■ **REQUIRED ACTION**
Every line below that holds the string "JSON" must be copied.

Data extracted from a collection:

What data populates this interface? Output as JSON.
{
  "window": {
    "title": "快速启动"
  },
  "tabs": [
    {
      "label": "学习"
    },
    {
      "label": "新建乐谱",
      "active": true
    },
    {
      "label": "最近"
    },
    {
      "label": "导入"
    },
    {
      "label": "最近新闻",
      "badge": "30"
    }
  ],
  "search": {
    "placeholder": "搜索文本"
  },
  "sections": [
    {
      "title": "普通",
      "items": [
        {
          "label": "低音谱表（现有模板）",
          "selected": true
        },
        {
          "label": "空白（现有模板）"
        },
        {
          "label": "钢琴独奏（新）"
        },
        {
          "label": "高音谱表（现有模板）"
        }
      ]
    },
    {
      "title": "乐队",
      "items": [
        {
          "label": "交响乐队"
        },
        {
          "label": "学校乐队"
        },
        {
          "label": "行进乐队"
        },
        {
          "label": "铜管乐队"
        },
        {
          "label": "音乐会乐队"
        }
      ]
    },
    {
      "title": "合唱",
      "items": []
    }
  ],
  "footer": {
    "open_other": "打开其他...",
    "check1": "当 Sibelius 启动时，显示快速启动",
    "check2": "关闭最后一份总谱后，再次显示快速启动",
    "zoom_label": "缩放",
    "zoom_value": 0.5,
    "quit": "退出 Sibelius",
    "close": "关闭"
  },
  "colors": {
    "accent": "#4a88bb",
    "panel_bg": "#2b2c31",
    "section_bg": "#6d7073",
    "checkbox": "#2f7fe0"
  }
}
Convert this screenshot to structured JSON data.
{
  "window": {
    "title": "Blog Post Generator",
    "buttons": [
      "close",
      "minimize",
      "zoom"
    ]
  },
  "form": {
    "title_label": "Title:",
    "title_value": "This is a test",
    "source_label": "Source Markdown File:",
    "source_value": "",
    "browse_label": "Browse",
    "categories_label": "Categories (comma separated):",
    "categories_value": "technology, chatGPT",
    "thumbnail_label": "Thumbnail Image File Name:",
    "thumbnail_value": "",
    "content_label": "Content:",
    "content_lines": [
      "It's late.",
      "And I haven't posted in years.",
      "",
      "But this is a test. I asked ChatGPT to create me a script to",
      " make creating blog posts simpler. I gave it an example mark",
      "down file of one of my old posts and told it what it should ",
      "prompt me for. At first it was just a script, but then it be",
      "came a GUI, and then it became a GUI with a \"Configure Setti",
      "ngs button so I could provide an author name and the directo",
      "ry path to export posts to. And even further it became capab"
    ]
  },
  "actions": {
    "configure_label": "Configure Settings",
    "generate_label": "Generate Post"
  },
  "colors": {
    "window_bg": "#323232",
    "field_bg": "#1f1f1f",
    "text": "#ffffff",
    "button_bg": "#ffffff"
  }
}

■ **SOLUTION TO THIS EXERCISE**
What data populates this interface? Output as JSON.
Convert this screenshot to structured JSON data.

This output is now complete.